MumsAid is a charity founded to address the gaps in psychological support for women during and after pregnancy. It supports mothers (including teen mums) who are experiencing perinatal mental health problems like postnatal depression, and provides training to raise awareness and combat the stigma surrounding mothers’ mental health difficulties. It also partners with other agencies to raise awareness of perinatal mood disorders, and use social media to communicate with mothers and challenge stigma.
Over the last six years, MumsAid has grown from a start-up with a grant of £3,400 to a well-established charity with an income of over £100,000 (2016/17). It provides counselling in seven venues in Greenwich, and has attained national recognition for best practice in perinatal hental health (PMH). All its services are family centred, so aware of children’s needs as well as their mothers’ needs, and support people regardless of the cause of their troubles.
It delivers free psychological therapy to women during pregnancy and up to two years after birth, with an emphasis on marginalised groups who might not access mainstream services (such as single mothers and those on very low incomes). It also offers 12 free one-to-one counselling sessions, plus follow ups, with a crèche place if required, and provides signposting and telephone support for women who are not eligible for, or able to, attend counselling.
MumsAid also runs YoungMumsAid which is a tailored programme of therapy for teenage mothers, many of whom have particularly complex needs. Research shows that two in three teenage mothers experience relationship breakdown during pregnancy or the three years after giving birth, and they are three times more likely to experience post-natal depression.
It provides training and clinical supervision for frontline staff who encounter PMH issues (such as Children’s Centre staff and health visitors) and is committed to ensuring that its staff and volunteers have a rewarding experience and feel supported in their work.
It also provides regular fortnightly supervision for its counselors/psychotherapists (all of whom are experienced professionals with a particular interest in PMH), and all staff, volunteers and board members are given opportunities to participate in external training on PMH issues and safeguarding training, as well as having access to MumsAid’s own CPD events.
Mind (the National Association for Mental Health)
Project: Get Set to Go
Get Set to Go (GStG) was delivered with support from Sport England and the National Lottery to help people with mental health problems benefit from being physically active. The programme supported participants in specially designed physical activity projects, delivered in eight communities across England. Participants received group and one-to-one peer support online and offline.
GStG has three main delivery strands: local delivery, digital peer support and national campaigns. Since 2015, GStG has supported over 3,585 people with mental health problems take part in specially designed physical activity projects. Delivered in communities across England by eight local Minds (independent charities affiliated to Mind, delivering services tailored to their community as part of a network covering England and Wales).

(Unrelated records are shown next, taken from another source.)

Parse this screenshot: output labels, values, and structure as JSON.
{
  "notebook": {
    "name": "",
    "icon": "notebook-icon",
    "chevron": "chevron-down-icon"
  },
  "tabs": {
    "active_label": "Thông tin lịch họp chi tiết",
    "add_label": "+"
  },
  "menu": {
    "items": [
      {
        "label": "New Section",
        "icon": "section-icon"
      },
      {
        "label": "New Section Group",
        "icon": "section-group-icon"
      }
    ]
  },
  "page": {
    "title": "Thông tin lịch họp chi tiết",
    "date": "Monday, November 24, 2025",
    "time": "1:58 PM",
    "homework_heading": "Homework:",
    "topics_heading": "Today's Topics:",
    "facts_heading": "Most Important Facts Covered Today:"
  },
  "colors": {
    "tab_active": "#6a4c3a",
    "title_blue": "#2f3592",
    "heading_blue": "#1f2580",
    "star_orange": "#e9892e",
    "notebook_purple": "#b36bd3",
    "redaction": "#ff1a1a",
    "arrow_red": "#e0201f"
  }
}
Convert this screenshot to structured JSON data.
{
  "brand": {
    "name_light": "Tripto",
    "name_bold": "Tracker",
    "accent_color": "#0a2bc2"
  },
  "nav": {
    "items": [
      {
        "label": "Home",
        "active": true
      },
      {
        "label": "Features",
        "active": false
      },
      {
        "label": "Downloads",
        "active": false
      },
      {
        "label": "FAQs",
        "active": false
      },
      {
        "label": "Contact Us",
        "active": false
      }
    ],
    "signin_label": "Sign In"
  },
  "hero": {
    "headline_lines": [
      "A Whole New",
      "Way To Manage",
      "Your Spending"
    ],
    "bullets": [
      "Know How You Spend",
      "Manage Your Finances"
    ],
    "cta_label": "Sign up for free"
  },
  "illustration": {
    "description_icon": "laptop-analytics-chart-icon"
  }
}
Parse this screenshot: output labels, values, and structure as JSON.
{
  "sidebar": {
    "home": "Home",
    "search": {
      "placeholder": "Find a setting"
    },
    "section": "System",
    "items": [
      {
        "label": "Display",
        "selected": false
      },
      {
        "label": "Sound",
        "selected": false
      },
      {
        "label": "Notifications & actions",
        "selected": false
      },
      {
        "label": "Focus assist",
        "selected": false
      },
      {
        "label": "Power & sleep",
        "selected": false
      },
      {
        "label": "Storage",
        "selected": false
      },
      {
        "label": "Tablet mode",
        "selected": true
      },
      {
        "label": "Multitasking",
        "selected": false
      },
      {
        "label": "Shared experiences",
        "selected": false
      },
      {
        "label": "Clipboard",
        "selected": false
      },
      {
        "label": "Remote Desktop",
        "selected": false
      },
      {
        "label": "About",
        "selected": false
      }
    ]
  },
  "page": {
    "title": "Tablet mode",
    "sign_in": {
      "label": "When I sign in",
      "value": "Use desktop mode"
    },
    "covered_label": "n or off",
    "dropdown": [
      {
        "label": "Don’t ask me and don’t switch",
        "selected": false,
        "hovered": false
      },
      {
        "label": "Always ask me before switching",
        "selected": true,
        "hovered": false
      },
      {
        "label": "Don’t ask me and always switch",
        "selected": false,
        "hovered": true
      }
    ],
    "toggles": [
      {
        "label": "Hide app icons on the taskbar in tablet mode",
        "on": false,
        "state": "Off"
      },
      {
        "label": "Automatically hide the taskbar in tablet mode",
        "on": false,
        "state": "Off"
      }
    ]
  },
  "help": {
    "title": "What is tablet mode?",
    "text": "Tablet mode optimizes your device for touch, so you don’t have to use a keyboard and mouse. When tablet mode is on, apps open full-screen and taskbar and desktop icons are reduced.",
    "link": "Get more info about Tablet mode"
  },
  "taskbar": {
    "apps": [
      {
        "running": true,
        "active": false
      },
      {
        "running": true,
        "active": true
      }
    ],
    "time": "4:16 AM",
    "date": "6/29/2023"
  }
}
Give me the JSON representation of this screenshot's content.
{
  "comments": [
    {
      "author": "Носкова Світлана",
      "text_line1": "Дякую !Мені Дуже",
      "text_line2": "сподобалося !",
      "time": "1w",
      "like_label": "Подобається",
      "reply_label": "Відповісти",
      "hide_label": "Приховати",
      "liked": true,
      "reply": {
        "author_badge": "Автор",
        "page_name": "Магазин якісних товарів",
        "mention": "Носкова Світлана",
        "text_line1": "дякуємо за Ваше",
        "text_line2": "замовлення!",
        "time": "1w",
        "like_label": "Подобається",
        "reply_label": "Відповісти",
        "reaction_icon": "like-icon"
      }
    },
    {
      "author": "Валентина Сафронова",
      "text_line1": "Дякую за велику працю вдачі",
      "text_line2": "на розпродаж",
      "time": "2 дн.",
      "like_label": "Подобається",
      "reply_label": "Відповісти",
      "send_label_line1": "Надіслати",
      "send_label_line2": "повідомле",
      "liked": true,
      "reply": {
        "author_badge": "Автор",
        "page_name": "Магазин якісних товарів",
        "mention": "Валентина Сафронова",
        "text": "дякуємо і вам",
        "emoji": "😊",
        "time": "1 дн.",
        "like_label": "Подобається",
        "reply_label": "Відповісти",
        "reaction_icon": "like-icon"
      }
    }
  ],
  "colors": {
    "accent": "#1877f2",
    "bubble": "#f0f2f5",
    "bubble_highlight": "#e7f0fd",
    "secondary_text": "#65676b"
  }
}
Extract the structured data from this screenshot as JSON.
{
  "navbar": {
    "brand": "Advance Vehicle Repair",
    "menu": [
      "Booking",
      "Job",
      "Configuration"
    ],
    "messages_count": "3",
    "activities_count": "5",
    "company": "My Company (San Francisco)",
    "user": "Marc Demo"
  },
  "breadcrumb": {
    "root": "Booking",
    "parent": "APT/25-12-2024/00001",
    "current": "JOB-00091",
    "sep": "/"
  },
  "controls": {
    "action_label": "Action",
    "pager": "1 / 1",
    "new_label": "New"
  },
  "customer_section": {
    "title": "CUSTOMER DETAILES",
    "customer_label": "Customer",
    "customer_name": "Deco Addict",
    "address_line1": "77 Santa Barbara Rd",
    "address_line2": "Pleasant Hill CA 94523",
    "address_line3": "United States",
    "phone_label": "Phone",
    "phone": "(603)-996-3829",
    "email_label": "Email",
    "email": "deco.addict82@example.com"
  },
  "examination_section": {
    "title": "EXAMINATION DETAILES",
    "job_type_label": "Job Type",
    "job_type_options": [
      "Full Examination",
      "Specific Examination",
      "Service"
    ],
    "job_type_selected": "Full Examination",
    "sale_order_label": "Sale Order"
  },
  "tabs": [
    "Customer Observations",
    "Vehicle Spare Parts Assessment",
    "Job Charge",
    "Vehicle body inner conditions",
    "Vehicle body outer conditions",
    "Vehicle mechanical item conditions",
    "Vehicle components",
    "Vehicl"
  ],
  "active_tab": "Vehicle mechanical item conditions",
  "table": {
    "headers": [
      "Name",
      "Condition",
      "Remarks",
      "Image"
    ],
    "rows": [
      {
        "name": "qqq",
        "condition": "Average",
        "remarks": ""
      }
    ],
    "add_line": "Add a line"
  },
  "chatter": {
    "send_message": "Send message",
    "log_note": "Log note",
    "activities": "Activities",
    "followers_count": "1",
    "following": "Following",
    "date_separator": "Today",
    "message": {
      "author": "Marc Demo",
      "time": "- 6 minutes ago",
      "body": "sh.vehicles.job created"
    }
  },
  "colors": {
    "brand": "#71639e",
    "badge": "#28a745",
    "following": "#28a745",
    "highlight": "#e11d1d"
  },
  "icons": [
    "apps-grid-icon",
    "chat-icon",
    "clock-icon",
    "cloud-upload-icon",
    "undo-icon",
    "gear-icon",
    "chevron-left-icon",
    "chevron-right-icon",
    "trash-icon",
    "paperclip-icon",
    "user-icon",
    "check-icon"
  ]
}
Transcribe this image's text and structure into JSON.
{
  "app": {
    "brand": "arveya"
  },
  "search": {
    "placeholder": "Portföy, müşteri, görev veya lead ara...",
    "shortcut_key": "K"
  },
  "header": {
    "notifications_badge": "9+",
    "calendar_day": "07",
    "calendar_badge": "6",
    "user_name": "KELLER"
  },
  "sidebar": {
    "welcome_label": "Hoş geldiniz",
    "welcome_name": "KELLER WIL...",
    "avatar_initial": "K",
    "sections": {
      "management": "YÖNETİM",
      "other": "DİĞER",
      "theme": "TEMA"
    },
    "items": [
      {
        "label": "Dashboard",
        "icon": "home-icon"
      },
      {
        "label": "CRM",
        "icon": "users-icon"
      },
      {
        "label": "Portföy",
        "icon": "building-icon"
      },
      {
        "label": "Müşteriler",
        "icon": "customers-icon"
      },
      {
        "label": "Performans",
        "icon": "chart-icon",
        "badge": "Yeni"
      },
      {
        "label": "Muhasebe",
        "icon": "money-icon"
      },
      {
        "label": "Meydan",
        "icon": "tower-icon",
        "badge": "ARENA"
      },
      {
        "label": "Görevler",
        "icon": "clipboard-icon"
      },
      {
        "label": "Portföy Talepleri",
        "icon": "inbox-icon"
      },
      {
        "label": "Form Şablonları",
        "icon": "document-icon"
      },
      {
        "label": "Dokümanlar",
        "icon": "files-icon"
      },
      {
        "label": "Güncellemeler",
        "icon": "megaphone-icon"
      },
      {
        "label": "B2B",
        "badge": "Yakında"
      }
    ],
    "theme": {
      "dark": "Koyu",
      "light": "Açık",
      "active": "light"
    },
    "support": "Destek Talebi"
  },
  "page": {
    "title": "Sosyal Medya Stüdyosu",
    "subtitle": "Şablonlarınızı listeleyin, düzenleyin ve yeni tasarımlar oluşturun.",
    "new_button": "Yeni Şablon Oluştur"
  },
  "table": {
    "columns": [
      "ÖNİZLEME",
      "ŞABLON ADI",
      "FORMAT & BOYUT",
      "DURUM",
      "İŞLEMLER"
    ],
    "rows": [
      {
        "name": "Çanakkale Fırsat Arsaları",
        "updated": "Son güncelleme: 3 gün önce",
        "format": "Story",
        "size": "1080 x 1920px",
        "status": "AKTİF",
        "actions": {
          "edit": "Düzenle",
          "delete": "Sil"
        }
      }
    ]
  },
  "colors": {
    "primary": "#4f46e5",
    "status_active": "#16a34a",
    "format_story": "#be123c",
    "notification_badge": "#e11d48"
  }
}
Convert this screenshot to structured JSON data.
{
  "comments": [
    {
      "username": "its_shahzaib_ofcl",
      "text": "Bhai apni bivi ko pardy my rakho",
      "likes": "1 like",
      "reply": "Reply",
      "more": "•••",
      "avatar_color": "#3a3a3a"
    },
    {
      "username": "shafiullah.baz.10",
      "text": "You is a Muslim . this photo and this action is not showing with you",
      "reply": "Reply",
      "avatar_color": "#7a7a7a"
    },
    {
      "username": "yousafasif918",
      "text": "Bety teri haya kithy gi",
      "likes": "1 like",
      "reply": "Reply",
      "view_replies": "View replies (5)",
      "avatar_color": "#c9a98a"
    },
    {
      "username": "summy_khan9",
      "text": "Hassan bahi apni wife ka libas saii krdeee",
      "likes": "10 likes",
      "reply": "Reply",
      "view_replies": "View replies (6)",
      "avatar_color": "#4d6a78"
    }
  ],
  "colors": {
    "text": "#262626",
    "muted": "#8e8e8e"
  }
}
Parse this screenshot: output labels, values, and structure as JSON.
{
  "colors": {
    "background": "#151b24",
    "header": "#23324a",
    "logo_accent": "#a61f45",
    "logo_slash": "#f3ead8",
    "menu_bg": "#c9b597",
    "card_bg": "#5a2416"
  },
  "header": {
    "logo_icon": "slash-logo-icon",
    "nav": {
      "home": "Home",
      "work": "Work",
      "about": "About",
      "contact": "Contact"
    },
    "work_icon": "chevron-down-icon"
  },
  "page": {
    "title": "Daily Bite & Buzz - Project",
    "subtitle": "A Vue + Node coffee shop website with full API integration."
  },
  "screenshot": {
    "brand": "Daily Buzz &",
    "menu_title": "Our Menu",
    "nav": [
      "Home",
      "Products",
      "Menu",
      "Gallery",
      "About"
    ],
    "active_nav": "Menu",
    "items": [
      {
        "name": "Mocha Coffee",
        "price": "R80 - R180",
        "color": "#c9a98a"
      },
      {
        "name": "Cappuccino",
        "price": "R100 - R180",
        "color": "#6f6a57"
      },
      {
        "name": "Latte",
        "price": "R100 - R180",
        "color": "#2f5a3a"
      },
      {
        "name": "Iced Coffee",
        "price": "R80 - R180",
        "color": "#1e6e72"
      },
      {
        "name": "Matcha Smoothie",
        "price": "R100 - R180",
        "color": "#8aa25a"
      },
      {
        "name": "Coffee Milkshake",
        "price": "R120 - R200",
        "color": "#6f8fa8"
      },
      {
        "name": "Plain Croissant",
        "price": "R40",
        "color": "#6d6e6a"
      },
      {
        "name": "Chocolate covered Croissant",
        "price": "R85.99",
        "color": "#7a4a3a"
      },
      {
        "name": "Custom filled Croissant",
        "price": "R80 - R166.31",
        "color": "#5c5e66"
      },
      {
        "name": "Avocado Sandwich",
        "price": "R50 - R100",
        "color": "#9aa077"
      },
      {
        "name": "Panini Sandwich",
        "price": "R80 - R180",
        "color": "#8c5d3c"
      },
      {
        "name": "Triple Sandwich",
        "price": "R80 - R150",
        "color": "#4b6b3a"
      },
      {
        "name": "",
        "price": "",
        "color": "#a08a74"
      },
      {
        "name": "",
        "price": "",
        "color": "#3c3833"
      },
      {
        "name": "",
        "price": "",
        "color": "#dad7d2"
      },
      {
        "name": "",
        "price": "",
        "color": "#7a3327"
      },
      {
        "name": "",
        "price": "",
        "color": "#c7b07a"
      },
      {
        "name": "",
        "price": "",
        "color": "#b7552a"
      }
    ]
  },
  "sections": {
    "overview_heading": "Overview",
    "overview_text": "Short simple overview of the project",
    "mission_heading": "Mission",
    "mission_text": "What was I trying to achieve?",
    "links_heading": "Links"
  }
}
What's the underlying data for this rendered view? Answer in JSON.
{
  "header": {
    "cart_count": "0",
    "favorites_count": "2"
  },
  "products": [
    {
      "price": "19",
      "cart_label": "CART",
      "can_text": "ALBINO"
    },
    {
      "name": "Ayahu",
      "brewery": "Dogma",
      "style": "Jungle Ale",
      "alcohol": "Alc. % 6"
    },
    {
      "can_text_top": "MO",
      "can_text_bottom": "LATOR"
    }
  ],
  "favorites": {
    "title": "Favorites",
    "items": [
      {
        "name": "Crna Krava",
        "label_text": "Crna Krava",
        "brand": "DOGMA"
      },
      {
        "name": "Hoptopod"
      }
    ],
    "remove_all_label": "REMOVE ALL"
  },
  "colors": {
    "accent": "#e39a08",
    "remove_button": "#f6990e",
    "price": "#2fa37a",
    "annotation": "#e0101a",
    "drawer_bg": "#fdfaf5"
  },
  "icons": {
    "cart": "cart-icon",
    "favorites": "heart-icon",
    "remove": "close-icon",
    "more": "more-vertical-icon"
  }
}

It delivered national campaigns to raise awareness of how being active can support people’s mental health, and to encourage people to become more active. It developed resources to support sports and physical activity professionals to be better able to help people with mental health problems get more active (including information booklets, training materials, leaflets and videos). Through a mix of online and offline activation it aimed to develop, test and refine a model that could be scaled across the country to get more people active.
Offload is a mental fitness programme that harnesses the power of rugby league to improve the mental fitness of men of all ages across deprived communities who are at risk of, or suffering from, low level mental health challenges.
It has been co-designed with its target audience and aims to address the huge gender disparity in death by suicide - 75% of suicides are male. It also aims to address socio-economic inequality in suicide risk, with those in the poorest socio-economic circumstances approximately ten times more at risk than men in the most affluent conditions.
The game of rugby league is ideally placed to tackle this challenge. Its core affinity areas stretch across northern England’s lower socio-economic communities. The club’s brands enable it to build trusting relationships with communities to understand their changing aspirations, priorities and health needs.
Offload innovatively reaches ‘hard-to-reach’ lower socio-economic men and engages them into mental health interventions. Firstly, through consultation, it has rewritten the language, shifting from mental health to mental fitness and using appealing/acceptable phrases for men e.g. ‘build a winning mindset’.
Through its evaluation processes it has identified that it is engaging men who aren’t accessing other services (60% have never sought mental health support before) and that they are making significant improvements to their wellbeing. The most powerful indicator of success is that men continue to meet independently to encourage each other and retain friendships.